→ Work required
The answer must restate every entry exactly as it appears.

→ The data
- - -
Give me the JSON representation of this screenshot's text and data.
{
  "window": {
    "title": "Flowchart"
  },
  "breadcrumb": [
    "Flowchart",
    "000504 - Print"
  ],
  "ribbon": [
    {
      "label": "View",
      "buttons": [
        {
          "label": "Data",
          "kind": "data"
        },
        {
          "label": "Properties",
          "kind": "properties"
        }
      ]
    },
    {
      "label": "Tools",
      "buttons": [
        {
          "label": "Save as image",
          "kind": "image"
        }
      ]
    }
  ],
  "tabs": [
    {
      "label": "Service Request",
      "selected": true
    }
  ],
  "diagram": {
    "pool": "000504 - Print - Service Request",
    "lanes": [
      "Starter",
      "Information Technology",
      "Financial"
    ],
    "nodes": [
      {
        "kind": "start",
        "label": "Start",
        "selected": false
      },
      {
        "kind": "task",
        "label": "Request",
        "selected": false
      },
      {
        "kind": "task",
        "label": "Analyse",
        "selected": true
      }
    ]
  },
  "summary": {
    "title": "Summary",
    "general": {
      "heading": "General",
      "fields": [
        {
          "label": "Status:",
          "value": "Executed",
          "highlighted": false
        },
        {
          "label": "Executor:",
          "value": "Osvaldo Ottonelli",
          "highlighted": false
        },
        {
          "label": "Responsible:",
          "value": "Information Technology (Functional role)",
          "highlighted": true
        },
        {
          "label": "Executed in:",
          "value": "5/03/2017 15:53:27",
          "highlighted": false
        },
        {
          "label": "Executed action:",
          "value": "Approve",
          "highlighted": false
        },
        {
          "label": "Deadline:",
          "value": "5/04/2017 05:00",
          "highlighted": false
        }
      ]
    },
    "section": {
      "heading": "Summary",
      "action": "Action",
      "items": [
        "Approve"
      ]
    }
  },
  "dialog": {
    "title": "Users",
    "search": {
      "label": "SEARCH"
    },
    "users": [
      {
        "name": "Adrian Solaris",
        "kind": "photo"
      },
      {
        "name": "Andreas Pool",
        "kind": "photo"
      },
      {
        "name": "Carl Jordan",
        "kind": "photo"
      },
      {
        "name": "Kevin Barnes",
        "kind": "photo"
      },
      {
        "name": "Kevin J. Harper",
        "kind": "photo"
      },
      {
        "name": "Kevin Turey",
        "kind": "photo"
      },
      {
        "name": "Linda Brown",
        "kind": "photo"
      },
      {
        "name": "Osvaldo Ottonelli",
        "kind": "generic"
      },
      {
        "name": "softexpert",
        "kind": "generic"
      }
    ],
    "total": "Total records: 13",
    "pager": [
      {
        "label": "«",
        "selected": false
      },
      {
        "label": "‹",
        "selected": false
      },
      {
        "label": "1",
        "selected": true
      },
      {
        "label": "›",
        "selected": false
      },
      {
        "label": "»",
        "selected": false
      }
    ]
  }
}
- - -
→ Response area
Give me the JSON representation of this screenshot's text and data.
{
  "window": {
    "title": "Flowchart"
  },
  "breadcrumb": [
    "Flowchart",
    "000504 - Print"
  ],
  "ribbon": [
    {
      "label": "View",
      "buttons": [
        {
          "label": "Data",
          "kind": "data"
        },
        {
          "label": "Properties",
          "kind": "properties"
        }
      ]
    },
    {
      "label": "Tools",
      "buttons": [
        {
          "label": "Save as image",
          "kind": "image"
        }
      ]
    }
  ],
  "tabs": [
    {
      "label": "Service Request",
      "selected": true
    }
  ],
  "diagram": {
    "pool": "000504 - Print - Service Request",
    "lanes": [
      "Starter",
      "Information Technology",
      "Financial"
    ],
    "nodes": [
      {
        "kind": "start",
        "label": "Start",
        "selected": false
      },
      {
        "kind": "task",
        "label": "Request",
        "selected": false
      },
      {
        "kind": "task",
        "label": "Analyse",
        "selected": true
      }
    ]
  },
  "summary": {
    "title": "Summary",
    "general": {
      "heading": "General",
      "fields": [
        {
          "label": "Status:",
          "value": "Executed",
          "highlighted": false
        },
        {
          "label": "Executor:",
          "value": "Osvaldo Ottonelli",
          "highlighted": false
        },
        {
          "label": "Responsible:",
          "value": "Information Technology (Functional role)",
          "highlighted": true
        },
        {
          "label": "Executed in:",
          "value": "5/03/2017 15:53:27",
          "highlighted": false
        },
        {
          "label": "Executed action:",
          "value": "Approve",
          "highlighted": false
        },
        {
          "label": "Deadline:",
          "value": "5/04/2017 05:00",
          "highlighted": false
        }
      ]
    },
    "section": {
      "heading": "Summary",
      "action": "Action",
      "items": [
        "Approve"
      ]
    }
  },
  "dialog": {
    "title": "Users",
    "search": {
      "label": "SEARCH"
    },
    "users": [
      {
        "name": "Adrian Solaris",
        "kind": "photo"
      },
      {
        "name": "Andreas Pool",
        "kind": "photo"
      },
      {
        "name": "Carl Jordan",
        "kind": "photo"
      },
      {
        "name": "Kevin Barnes",
        "kind": "photo"
      },
      {
        "name": "Kevin J. Harper",
        "kind": "photo"
      },
      {
        "name": "Kevin Turey",
        "kind": "photo"
      },
      {
        "name": "Linda Brown",
        "kind": "photo"
      },
      {
        "name": "Osvaldo Ottonelli",
        "kind": "generic"
      },
      {
        "name": "softexpert",
        "kind": "generic"
      }
    ],
    "total": "Total records: 13",
    "pager": [
      {
        "label": "«",
        "selected": false
      },
      {
        "label": "‹",
        "selected": false
      },
      {
        "label": "1",
        "selected": true
      },
      {
        "label": "›",
        "selected": false
      },
      {
        "label": "»",
        "selected": false
      }
    ]
  }
}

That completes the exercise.